Pershing sails from NY June 1.
Apparently neutral’s protest is thoroughly discounted and ignored. Isman hard hit. Blockade issue affects pretext for embargo on byproducts, ejecting suets and vegetable oils. In WWI, it was common practice to hide important messages within seemingly innocuous text. Here is one example: Steganography By reading only the second letter of each word, we discover this embedded message: The problem with hiding words in text, though, is that there are a limited number of letters to work with.
Steganography Pictures, however, are a different story. Pictures contain very dense data. A square inch of an image can have anywhere from 72 to 1200 unique data points (eg. 72 dpi). Imagine a photo, then, where in each square inch, several pixels are dedicated to a different message. Not enough pixels to distort the image we are viewing—just enough to hide a different message. For example, the two images above look identical.
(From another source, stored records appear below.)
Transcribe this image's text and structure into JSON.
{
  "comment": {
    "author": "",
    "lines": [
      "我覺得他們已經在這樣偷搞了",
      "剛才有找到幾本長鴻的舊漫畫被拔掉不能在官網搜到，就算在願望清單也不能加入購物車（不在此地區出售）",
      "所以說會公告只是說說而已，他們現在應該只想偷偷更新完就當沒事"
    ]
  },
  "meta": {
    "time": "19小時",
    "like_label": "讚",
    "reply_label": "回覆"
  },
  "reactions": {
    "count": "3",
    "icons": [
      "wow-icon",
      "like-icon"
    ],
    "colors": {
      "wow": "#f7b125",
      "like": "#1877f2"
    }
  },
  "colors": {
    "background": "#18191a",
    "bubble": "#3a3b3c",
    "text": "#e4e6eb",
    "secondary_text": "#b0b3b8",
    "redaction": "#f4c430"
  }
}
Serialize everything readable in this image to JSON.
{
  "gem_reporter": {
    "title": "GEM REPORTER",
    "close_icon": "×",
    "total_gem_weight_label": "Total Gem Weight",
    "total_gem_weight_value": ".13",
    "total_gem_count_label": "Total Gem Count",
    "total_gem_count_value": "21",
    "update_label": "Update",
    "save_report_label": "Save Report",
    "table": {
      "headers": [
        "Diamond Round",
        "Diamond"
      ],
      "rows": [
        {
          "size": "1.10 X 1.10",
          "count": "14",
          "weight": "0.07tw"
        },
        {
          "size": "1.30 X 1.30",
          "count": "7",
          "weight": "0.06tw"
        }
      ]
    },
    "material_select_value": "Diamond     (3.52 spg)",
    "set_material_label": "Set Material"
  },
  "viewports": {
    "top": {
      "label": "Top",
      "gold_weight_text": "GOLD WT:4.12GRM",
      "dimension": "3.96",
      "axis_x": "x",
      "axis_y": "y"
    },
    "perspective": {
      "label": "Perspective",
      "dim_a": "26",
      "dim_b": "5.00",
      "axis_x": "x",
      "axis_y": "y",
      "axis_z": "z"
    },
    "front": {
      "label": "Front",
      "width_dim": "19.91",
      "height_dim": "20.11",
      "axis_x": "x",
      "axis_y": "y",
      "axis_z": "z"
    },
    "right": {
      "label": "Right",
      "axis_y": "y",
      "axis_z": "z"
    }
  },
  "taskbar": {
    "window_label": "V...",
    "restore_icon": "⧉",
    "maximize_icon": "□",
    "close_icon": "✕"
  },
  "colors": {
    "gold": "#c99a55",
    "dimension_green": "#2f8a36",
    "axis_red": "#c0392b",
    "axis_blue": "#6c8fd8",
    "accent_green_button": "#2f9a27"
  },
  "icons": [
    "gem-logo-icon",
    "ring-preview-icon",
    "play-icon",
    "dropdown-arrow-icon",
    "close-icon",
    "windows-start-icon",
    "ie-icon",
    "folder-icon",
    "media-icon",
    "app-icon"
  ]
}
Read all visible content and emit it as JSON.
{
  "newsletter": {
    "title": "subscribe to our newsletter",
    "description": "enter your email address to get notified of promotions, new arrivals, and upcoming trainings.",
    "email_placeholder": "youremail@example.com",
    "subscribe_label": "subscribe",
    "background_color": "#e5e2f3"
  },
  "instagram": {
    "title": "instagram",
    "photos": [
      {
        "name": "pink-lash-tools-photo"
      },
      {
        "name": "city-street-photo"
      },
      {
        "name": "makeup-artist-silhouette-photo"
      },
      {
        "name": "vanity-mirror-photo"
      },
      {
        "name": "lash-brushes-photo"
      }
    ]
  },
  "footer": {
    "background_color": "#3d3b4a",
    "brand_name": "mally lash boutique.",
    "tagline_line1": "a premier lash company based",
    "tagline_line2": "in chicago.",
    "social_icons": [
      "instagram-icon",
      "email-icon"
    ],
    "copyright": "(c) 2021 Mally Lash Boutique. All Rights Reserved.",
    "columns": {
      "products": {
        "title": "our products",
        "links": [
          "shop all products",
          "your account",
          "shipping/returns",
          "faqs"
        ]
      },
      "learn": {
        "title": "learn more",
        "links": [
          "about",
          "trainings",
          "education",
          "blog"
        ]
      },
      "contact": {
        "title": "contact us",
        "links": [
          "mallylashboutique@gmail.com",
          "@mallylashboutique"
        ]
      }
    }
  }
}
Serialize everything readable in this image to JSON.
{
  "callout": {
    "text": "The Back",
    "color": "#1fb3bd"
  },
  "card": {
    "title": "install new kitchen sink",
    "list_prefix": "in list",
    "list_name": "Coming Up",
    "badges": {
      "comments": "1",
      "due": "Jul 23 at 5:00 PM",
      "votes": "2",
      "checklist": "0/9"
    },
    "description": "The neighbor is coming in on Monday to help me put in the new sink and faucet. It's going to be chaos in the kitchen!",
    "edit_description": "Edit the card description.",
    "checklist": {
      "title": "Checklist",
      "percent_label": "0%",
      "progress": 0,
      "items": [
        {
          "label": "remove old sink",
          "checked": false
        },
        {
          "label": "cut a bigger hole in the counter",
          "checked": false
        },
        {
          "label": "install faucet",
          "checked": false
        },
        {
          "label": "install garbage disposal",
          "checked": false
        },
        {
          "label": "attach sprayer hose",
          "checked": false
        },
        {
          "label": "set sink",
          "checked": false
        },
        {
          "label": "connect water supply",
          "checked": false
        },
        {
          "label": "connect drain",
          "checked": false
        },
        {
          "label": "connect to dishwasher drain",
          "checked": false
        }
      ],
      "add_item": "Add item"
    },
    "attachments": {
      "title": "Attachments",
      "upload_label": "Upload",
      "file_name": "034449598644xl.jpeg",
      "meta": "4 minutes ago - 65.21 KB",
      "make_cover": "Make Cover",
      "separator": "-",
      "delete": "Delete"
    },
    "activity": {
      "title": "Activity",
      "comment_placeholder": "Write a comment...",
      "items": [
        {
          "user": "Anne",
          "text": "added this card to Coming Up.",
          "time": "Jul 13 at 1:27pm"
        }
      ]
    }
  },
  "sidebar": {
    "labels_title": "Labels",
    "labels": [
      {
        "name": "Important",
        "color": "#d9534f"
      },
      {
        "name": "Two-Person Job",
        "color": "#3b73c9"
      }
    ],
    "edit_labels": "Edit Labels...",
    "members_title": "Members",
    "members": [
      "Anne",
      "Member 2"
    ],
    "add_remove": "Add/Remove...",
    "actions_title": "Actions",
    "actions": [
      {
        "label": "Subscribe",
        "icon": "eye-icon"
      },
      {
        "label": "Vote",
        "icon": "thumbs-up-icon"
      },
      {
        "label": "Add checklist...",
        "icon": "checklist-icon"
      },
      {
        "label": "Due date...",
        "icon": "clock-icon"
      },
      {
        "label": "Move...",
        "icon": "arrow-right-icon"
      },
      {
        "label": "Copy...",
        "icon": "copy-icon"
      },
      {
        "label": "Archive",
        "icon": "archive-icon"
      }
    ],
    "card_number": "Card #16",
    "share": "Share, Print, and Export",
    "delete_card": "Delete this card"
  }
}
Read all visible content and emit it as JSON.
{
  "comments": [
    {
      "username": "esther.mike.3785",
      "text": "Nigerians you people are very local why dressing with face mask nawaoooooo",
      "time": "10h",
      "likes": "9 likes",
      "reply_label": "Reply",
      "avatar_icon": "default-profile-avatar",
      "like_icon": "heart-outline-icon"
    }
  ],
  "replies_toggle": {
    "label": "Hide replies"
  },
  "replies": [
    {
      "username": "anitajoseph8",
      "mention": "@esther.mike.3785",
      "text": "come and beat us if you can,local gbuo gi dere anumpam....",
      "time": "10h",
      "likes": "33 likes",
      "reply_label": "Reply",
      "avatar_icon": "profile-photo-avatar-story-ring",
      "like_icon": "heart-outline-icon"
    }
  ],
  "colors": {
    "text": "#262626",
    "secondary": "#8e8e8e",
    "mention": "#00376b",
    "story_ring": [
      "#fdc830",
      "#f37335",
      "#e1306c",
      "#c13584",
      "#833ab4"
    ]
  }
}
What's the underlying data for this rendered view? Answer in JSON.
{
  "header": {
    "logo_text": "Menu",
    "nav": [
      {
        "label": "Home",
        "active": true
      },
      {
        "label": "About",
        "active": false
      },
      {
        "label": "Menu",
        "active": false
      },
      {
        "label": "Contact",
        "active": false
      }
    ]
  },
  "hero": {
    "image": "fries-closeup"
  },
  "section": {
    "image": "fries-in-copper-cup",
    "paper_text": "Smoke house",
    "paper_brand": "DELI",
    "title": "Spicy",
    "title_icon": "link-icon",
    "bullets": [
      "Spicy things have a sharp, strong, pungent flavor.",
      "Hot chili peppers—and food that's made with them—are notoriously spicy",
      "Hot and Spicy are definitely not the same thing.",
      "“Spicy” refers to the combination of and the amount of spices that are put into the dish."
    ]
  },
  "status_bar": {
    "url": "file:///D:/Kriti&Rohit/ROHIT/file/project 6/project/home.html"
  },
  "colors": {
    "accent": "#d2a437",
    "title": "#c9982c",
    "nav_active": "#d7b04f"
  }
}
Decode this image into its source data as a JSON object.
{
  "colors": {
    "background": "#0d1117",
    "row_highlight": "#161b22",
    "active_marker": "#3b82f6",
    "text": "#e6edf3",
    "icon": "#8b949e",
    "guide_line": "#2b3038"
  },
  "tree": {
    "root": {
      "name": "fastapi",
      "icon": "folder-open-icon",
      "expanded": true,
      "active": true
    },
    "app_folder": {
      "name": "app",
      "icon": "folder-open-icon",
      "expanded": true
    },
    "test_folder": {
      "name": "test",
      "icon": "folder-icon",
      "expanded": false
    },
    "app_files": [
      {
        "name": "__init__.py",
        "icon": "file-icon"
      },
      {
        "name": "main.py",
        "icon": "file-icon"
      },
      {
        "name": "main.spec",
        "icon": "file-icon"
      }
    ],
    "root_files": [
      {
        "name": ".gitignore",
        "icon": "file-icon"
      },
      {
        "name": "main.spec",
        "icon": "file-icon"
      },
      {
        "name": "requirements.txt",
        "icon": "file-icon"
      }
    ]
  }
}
Steganography But they are not identical. Hidden within the pixels of the second image is this picture of a cat. It requires special software to decode the hidden picture, but the software is easily available online as a free download. So much becomes possible when we switch from an analog image to a digital image—with all those pixels just waiting to be manipulated.